B.C. woman marks 60th birthday with 7 marathons on 7 continents in 7 days

Vancouver woman embarks on seven continent marathon race to celebrate her 60th birthday. She intends on running 42.2 kilometres every day for seven days.

'We have to prepare for anything up to 50 Celsius difference'

Pushpa Chandra competing at the 2017 Marathon Des Sables, a 251 kilometre ultramarathon in Morocco in the Saharan desert. (MDS)

Some people have a party when they turn 60 years old, but Vancouver resident Pushpa Chandra decided to mark the occasion by running seven marathons on seven continents in seven days. 

It's called the World Marathon Challenge, and Chandra departs for the race on Tuesday. 

The clock starts in Antarctica for the first 42.2 kilometre run, then the 52 participants board a plane to Cape Town, South Africa for the next marathon, followed by runs in Perth, Australia, Dubai, U.A.E., Lisbon, Portugal, Cartagena, Colombia, and Miami, Fla. 

"We have to prepare for anything up to 50 Celsius difference," Chandra told CBC Early Edition host Stephen Quinn. 

Chandra says there will be many obstacles, including marathon fatigue, jet lag, blisters, but she says the heat in Dubai will be the greatest challenge for her. 

"At the 49th parallel, we don't really see those kinds of temperatures," she said.

Chandra says every marathon features a low point where you have to learn to deal with physiological and psychological pain by creating a new rhythm to avoid crumbling. 

Chandra says she previously raced in every continent to celebrate her 50th birthday. (Pushpa Chandra)

Between races, Chandra says a charter plane will transport competitors to the race locations, giving them time to rest and recuperate.

Chandra calls herself an adventure racer and says she already raced on every continent for her 50th birthday. 

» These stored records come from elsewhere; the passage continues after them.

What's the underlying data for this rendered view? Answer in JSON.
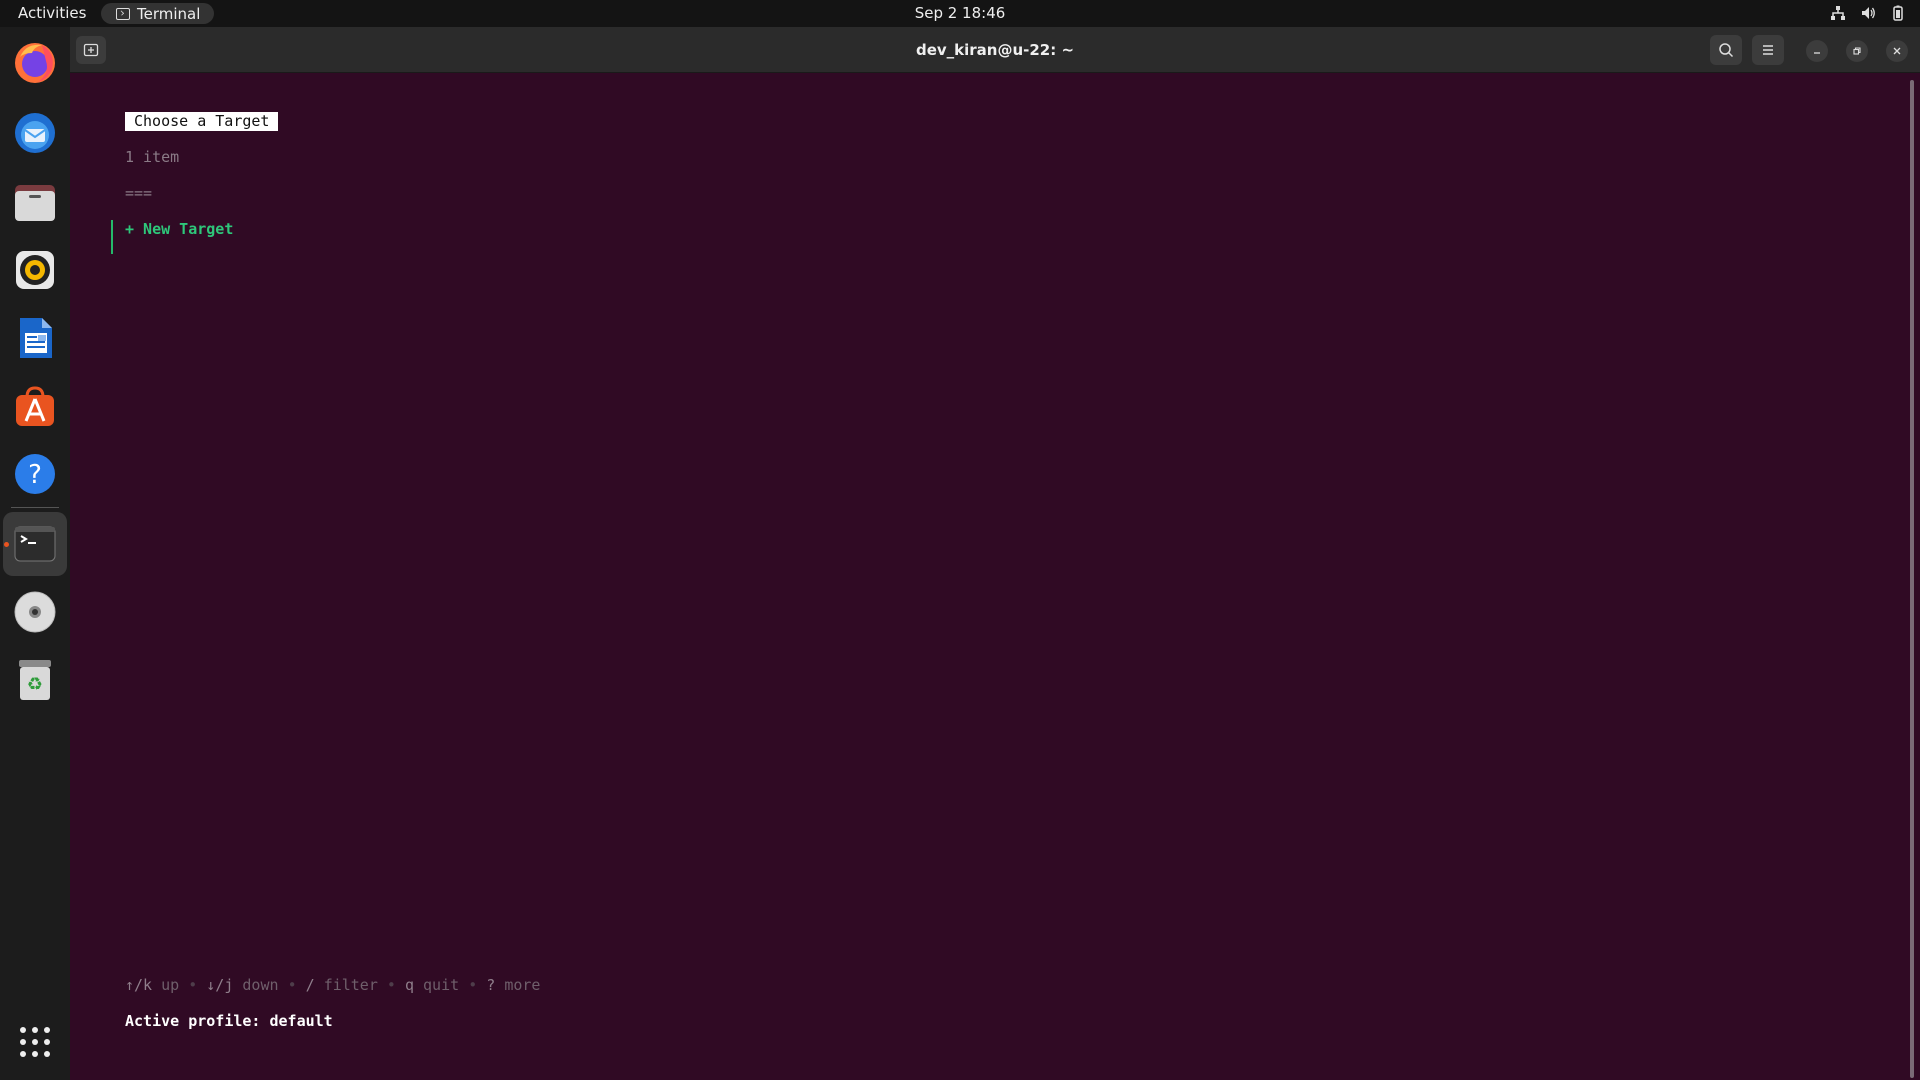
{
  "topbar": {
    "activities_label": "Activities",
    "app_name": "Terminal",
    "clock": "Sep 2  18:46",
    "icons": [
      "network-icon",
      "volume-icon",
      "battery-icon"
    ]
  },
  "dock": {
    "items": [
      {
        "name": "firefox",
        "icon": "firefox-icon"
      },
      {
        "name": "thunderbird",
        "icon": "thunderbird-icon"
      },
      {
        "name": "files",
        "icon": "files-icon"
      },
      {
        "name": "rhythmbox",
        "icon": "rhythmbox-icon"
      },
      {
        "name": "writer",
        "icon": "writer-icon"
      },
      {
        "name": "app-center",
        "icon": "app-center-icon"
      },
      {
        "name": "help",
        "icon": "help-icon"
      },
      {
        "name": "terminal",
        "icon": "terminal-icon",
        "active": true
      },
      {
        "name": "disc",
        "icon": "disc-icon"
      },
      {
        "name": "trash",
        "icon": "trash-icon"
      },
      {
        "name": "show-apps",
        "icon": "apps-grid-icon"
      }
    ]
  },
  "window": {
    "title": "dev_kiran@u-22: ~"
  },
  "terminal": {
    "list_title": "Choose a Target",
    "item_count": "1 item",
    "divider": "===",
    "items": [
      "+ New Target"
    ],
    "help": {
      "up_key": "↑/k",
      "up_label": "up",
      "down_key": "↓/j",
      "down_label": "down",
      "filter_key": "/",
      "filter_label": "filter",
      "quit_key": "q",
      "quit_label": "quit",
      "more_key": "?",
      "more_label": "more",
      "separator": "•"
    },
    "active_profile": "Active profile: default"
  },
  "colors": {
    "terminal_bg": "#300a24",
    "accent_green": "#2ec77a",
    "ubuntu_orange": "#e95420"
  }
}
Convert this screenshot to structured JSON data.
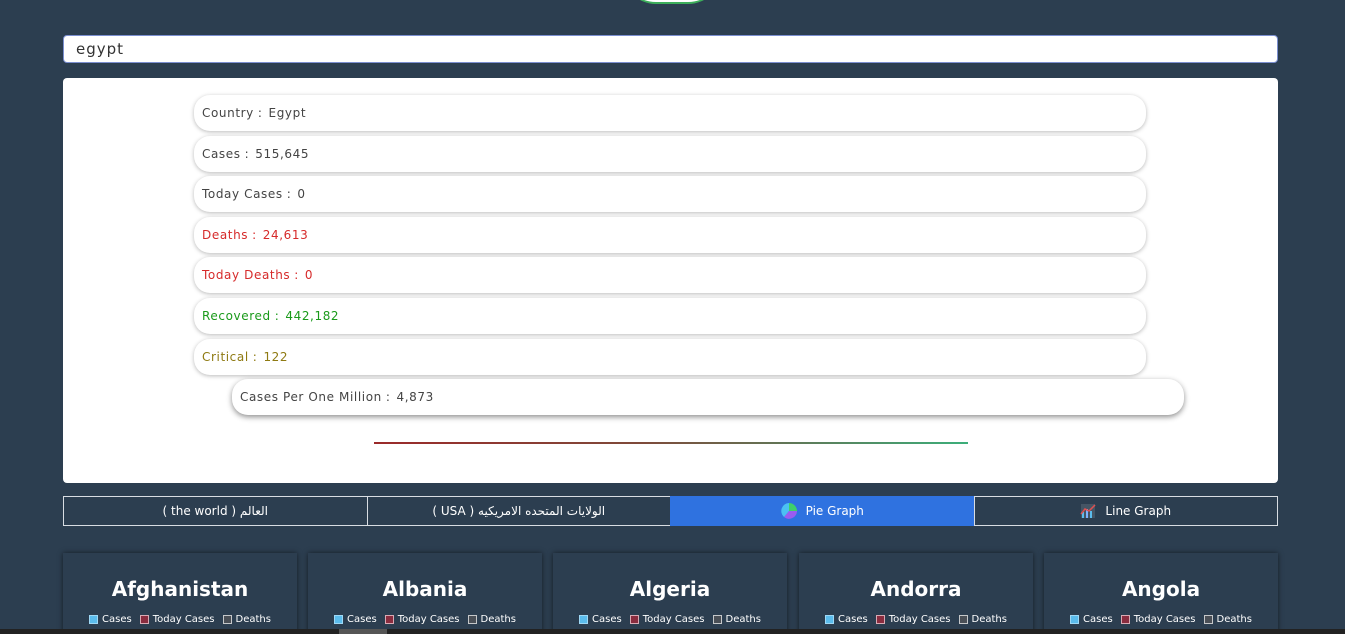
{
  "search": {
    "value": "egypt"
  },
  "stats": [
    {
      "label": "Country",
      "value": "Egypt",
      "color": "#444444"
    },
    {
      "label": "Cases",
      "value": "515,645",
      "color": "#444444"
    },
    {
      "label": "Today Cases",
      "value": "0",
      "color": "#444444"
    },
    {
      "label": "Deaths",
      "value": "24,613",
      "color": "#d62a2a"
    },
    {
      "label": "Today Deaths",
      "value": "0",
      "color": "#d62a2a"
    },
    {
      "label": "Recovered",
      "value": "442,182",
      "color": "#1a9a1a"
    },
    {
      "label": "Critical",
      "value": "122",
      "color": "#8f7a12"
    },
    {
      "label": "Cases Per One Million",
      "value": "4,873",
      "color": "#444444"
    }
  ],
  "tabs": [
    {
      "label": "العالم ( the world )",
      "icon": ""
    },
    {
      "label": "الولايات المتحده الامريكيه ( USA )",
      "icon": ""
    },
    {
      "label": "Pie Graph",
      "icon": "pie-chart-icon"
    },
    {
      "label": "Line Graph",
      "icon": "line-chart-icon"
    }
  ],
  "legend": {
    "cases": "Cases",
    "today_cases": "Today Cases",
    "deaths": "Deaths"
  },
  "cards": [
    {
      "name": "Afghanistan"
    },
    {
      "name": "Albania"
    },
    {
      "name": "Algeria"
    },
    {
      "name": "Andorra"
    },
    {
      "name": "Angola"
    }
  ],
  "colors": {
    "background": "#2c3e50",
    "accent": "#2f72e0",
    "deaths": "#d62a2a",
    "recovered": "#1a9a1a",
    "critical": "#8f7a12"
  }
}
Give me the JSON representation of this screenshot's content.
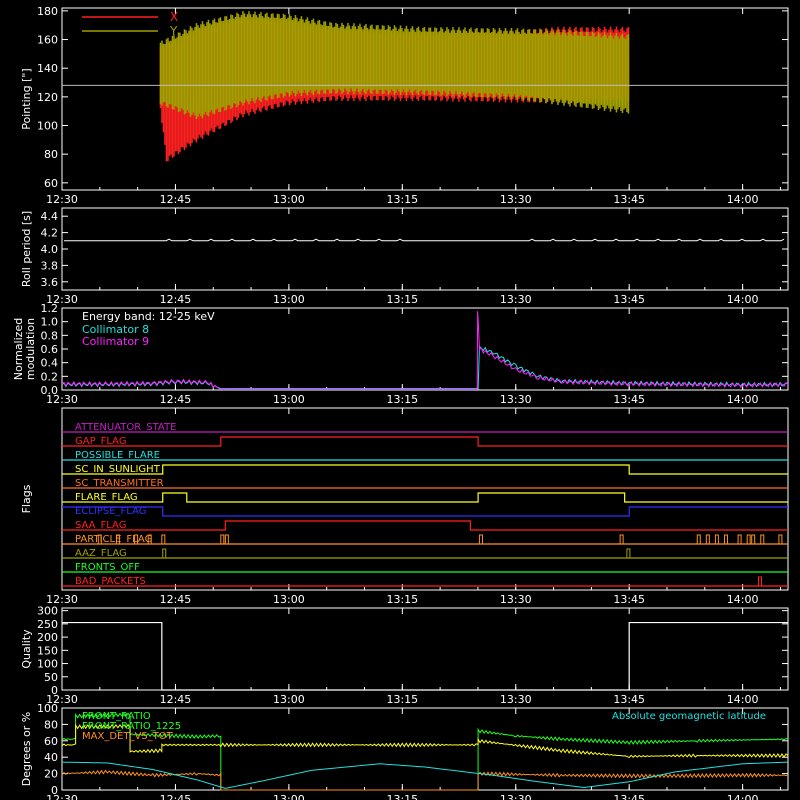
{
  "x_ticks": [
    "12:30",
    "12:45",
    "13:00",
    "13:15",
    "13:30",
    "13:45",
    "14:00"
  ],
  "colors": {
    "red": "#ff2020",
    "olive": "#a0a000",
    "white": "#ffffff",
    "cyan": "#20e0e0",
    "magenta": "#ff20ff",
    "green": "#20ff20",
    "yellow": "#ffff20",
    "orange": "#ff9020",
    "blue": "#3030ff",
    "purple": "#c020c0",
    "dkorange": "#ff7020"
  },
  "chart_data": [
    {
      "type": "line",
      "ylabel": "Pointing [\"]",
      "ylim": [
        55,
        182
      ],
      "yticks": [
        "60",
        "80",
        "100",
        "120",
        "140",
        "160",
        "180"
      ],
      "legend": [
        {
          "name": "X",
          "color": "#ff2020"
        },
        {
          "name": "Y",
          "color": "#a0a000"
        }
      ],
      "baseline": 128,
      "data_range_time": [
        "12:43",
        "13:45"
      ],
      "series": [
        {
          "name": "X",
          "color": "#ff2020",
          "upper": [
            [
              12.717,
              152
            ],
            [
              12.8,
              165
            ],
            [
              12.9,
              173
            ],
            [
              13.0,
              171
            ],
            [
              13.1,
              165
            ],
            [
              13.3,
              162
            ],
            [
              13.5,
              163
            ],
            [
              13.6,
              165
            ],
            [
              13.75,
              165
            ]
          ],
          "lower": [
            [
              12.717,
              115
            ],
            [
              12.73,
              78
            ],
            [
              12.8,
              93
            ],
            [
              12.9,
              110
            ],
            [
              13.0,
              118
            ],
            [
              13.1,
              121
            ],
            [
              13.3,
              121
            ],
            [
              13.5,
              120
            ],
            [
              13.6,
              119
            ],
            [
              13.75,
              120
            ]
          ]
        },
        {
          "name": "Y",
          "color": "#a0a000",
          "upper": [
            [
              12.717,
              155
            ],
            [
              12.8,
              168
            ],
            [
              12.9,
              176
            ],
            [
              13.0,
              174
            ],
            [
              13.1,
              168
            ],
            [
              13.3,
              165
            ],
            [
              13.5,
              164
            ],
            [
              13.6,
              163
            ],
            [
              13.75,
              160
            ]
          ],
          "lower": [
            [
              12.717,
              118
            ],
            [
              12.8,
              108
            ],
            [
              12.9,
              118
            ],
            [
              13.0,
              124
            ],
            [
              13.1,
              126
            ],
            [
              13.3,
              125
            ],
            [
              13.5,
              122
            ],
            [
              13.6,
              118
            ],
            [
              13.75,
              112
            ]
          ]
        }
      ]
    },
    {
      "type": "line",
      "ylabel": "Roll period [s]",
      "ylim": [
        3.5,
        4.5
      ],
      "yticks": [
        "3.6",
        "3.8",
        "4.0",
        "4.2",
        "4.4"
      ],
      "series": [
        {
          "name": "",
          "color": "#ffffff",
          "value": 4.1
        }
      ]
    },
    {
      "type": "line",
      "ylabel": [
        "Normalized",
        "modulation"
      ],
      "ylim": [
        0,
        1.2
      ],
      "yticks": [
        "0.0",
        "0.2",
        "0.4",
        "0.6",
        "0.8",
        "1.0",
        "1.2"
      ],
      "legend_title": "Energy band: 12-25 keV",
      "legend": [
        {
          "name": "Collimator 8",
          "color": "#20e0e0"
        },
        {
          "name": "Collimator 9",
          "color": "#ff20ff"
        }
      ],
      "series": [
        {
          "name": "Collimator 8",
          "color": "#20e0e0",
          "points": [
            [
              12.5,
              0.08
            ],
            [
              12.6,
              0.08
            ],
            [
              12.7,
              0.09
            ],
            [
              12.75,
              0.12
            ],
            [
              12.82,
              0.1
            ],
            [
              12.85,
              0.02
            ],
            [
              13.417,
              0.02
            ],
            [
              13.42,
              0.62
            ],
            [
              13.45,
              0.55
            ],
            [
              13.5,
              0.35
            ],
            [
              13.55,
              0.2
            ],
            [
              13.6,
              0.13
            ],
            [
              13.75,
              0.1
            ],
            [
              14.0,
              0.08
            ],
            [
              14.1,
              0.08
            ]
          ]
        },
        {
          "name": "Collimator 9",
          "color": "#ff20ff",
          "points": [
            [
              12.5,
              0.09
            ],
            [
              12.6,
              0.09
            ],
            [
              12.7,
              0.1
            ],
            [
              12.75,
              0.13
            ],
            [
              12.82,
              0.11
            ],
            [
              12.85,
              0.01
            ],
            [
              13.415,
              0.01
            ],
            [
              13.416,
              1.18
            ],
            [
              13.42,
              0.6
            ],
            [
              13.45,
              0.5
            ],
            [
              13.5,
              0.3
            ],
            [
              13.55,
              0.18
            ],
            [
              13.6,
              0.12
            ],
            [
              13.75,
              0.09
            ],
            [
              14.0,
              0.07
            ],
            [
              14.1,
              0.08
            ]
          ]
        }
      ]
    },
    {
      "type": "step",
      "ylabel": "Flags",
      "flags": [
        {
          "name": "ATTENUATOR_STATE",
          "color": "#c020c0",
          "segments": [
            [
              12.5,
              14.1,
              0
            ]
          ]
        },
        {
          "name": "GAP_FLAG",
          "color": "#ff2020",
          "segments": [
            [
              12.5,
              12.85,
              0
            ],
            [
              12.85,
              13.417,
              1
            ],
            [
              13.417,
              14.1,
              0
            ]
          ]
        },
        {
          "name": "POSSIBLE_FLARE",
          "color": "#20e0e0",
          "segments": [
            [
              12.5,
              14.1,
              0
            ]
          ]
        },
        {
          "name": "SC_IN_SUNLIGHT",
          "color": "#ffff20",
          "segments": [
            [
              12.5,
              12.722,
              0
            ],
            [
              12.722,
              13.75,
              1
            ],
            [
              13.75,
              14.1,
              0
            ]
          ]
        },
        {
          "name": "SC_TRANSMITTER",
          "color": "#ff7020",
          "segments": [
            [
              12.5,
              14.1,
              0
            ]
          ]
        },
        {
          "name": "FLARE_FLAG",
          "color": "#ffff20",
          "segments": [
            [
              12.5,
              12.722,
              0
            ],
            [
              12.722,
              12.775,
              1
            ],
            [
              12.775,
              13.417,
              0
            ],
            [
              13.417,
              13.74,
              1
            ],
            [
              13.74,
              14.1,
              0
            ]
          ]
        },
        {
          "name": "ECLIPSE_FLAG",
          "color": "#3030ff",
          "segments": [
            [
              12.5,
              12.722,
              1
            ],
            [
              12.722,
              13.75,
              0
            ],
            [
              13.75,
              14.1,
              1
            ]
          ]
        },
        {
          "name": "SAA_FLAG",
          "color": "#ff2020",
          "segments": [
            [
              12.5,
              12.86,
              0
            ],
            [
              12.86,
              13.4,
              1
            ],
            [
              13.4,
              14.1,
              0
            ]
          ]
        },
        {
          "name": "PARTICLE_FLAG",
          "color": "#ff9020",
          "segments": [
            [
              12.5,
              14.1,
              0
            ]
          ],
          "pulses": [
            12.58,
            12.62,
            12.66,
            12.69,
            12.72,
            12.85,
            12.86,
            13.42,
            13.73,
            13.9,
            13.92,
            13.94,
            13.96,
            13.99,
            14.01,
            14.02,
            14.04,
            14.08
          ]
        },
        {
          "name": "AAZ_FLAG",
          "color": "#a0a000",
          "segments": [
            [
              12.5,
              14.1,
              0
            ]
          ],
          "pulses": [
            12.722,
            13.745
          ]
        },
        {
          "name": "FRONTS_OFF",
          "color": "#20ff20",
          "segments": [
            [
              12.5,
              14.1,
              0
            ]
          ]
        },
        {
          "name": "BAD_PACKETS",
          "color": "#ff2020",
          "segments": [
            [
              12.5,
              14.1,
              0
            ]
          ],
          "pulses": [
            14.035
          ]
        }
      ]
    },
    {
      "type": "step",
      "ylabel": "Quality",
      "ylim": [
        0,
        310
      ],
      "yticks": [
        "0",
        "50",
        "100",
        "150",
        "200",
        "250",
        "300"
      ],
      "series": [
        {
          "name": "",
          "color": "#ffffff",
          "points": [
            [
              12.5,
              255
            ],
            [
              12.72,
              255
            ],
            [
              12.72,
              0
            ],
            [
              13.75,
              0
            ],
            [
              13.75,
              255
            ],
            [
              14.1,
              255
            ]
          ]
        }
      ]
    },
    {
      "type": "line",
      "ylabel": "Degrees or %",
      "ylim": [
        0,
        100
      ],
      "yticks": [
        "0",
        "20",
        "40",
        "60",
        "80",
        "100"
      ],
      "legend": [
        {
          "name": "FRONT_RATIO",
          "color": "#20ff20"
        },
        {
          "name": "FRONT_RATIO_1225",
          "color": "#20ff20"
        },
        {
          "name": "MAX_DET_VS_TOT",
          "color": "#ff9020"
        }
      ],
      "legend_right": {
        "name": "Absolute geomagnetic latitude",
        "color": "#20e0e0"
      },
      "series": [
        {
          "name": "FRONT_RATIO",
          "color": "#20ff20",
          "points": [
            [
              12.5,
              62
            ],
            [
              12.53,
              62
            ],
            [
              12.53,
              90
            ],
            [
              12.65,
              92
            ],
            [
              12.65,
              68
            ],
            [
              12.8,
              65
            ],
            [
              12.85,
              66
            ],
            [
              12.85,
              0
            ],
            [
              13.417,
              0
            ],
            [
              13.417,
              72
            ],
            [
              13.5,
              66
            ],
            [
              13.6,
              62
            ],
            [
              13.75,
              58
            ],
            [
              13.9,
              60
            ],
            [
              14.1,
              62
            ]
          ]
        },
        {
          "name": "MAX_DET_VS_TOT",
          "color": "#ff9020",
          "points": [
            [
              12.5,
              20
            ],
            [
              12.6,
              22
            ],
            [
              12.7,
              18
            ],
            [
              12.8,
              20
            ],
            [
              12.85,
              18
            ],
            [
              12.85,
              0
            ],
            [
              13.417,
              0
            ],
            [
              13.417,
              20
            ],
            [
              13.6,
              18
            ],
            [
              13.8,
              17
            ],
            [
              14.0,
              18
            ],
            [
              14.1,
              18
            ]
          ]
        },
        {
          "name": "FRONT_RATIO_1225",
          "color": "#ffff20",
          "points": [
            [
              12.5,
              55
            ],
            [
              12.53,
              55
            ],
            [
              12.53,
              77
            ],
            [
              12.65,
              78
            ],
            [
              12.65,
              47
            ],
            [
              12.72,
              48
            ],
            [
              12.72,
              55
            ],
            [
              12.85,
              55
            ],
            [
              13.417,
              55
            ],
            [
              13.417,
              60
            ],
            [
              13.6,
              48
            ],
            [
              13.75,
              41
            ],
            [
              13.9,
              42
            ],
            [
              14.1,
              42
            ]
          ]
        },
        {
          "name": "Absolute geomagnetic latitude",
          "color": "#20e0e0",
          "points": [
            [
              12.5,
              34
            ],
            [
              12.6,
              33
            ],
            [
              12.7,
              25
            ],
            [
              12.8,
              12
            ],
            [
              12.86,
              2
            ],
            [
              12.95,
              12
            ],
            [
              13.05,
              24
            ],
            [
              13.2,
              32
            ],
            [
              13.3,
              28
            ],
            [
              13.45,
              18
            ],
            [
              13.55,
              10
            ],
            [
              13.65,
              3
            ],
            [
              13.75,
              10
            ],
            [
              13.85,
              22
            ],
            [
              14.0,
              32
            ],
            [
              14.1,
              34
            ]
          ]
        }
      ]
    }
  ]
}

"I've slept on ice, rocks, shifting sea ice on geographic north pole," she said.

The competition says the man and woman with the top combined race times will be declared the challenge winners, but Chandra says the experience of the race is rewarding in itself. 

"It's made me believe in myself. It's so many layers, so it's really not about running. It's about that solitude and thinking about the big picture in life," said Chandra.

With files from CBC's The Early Edition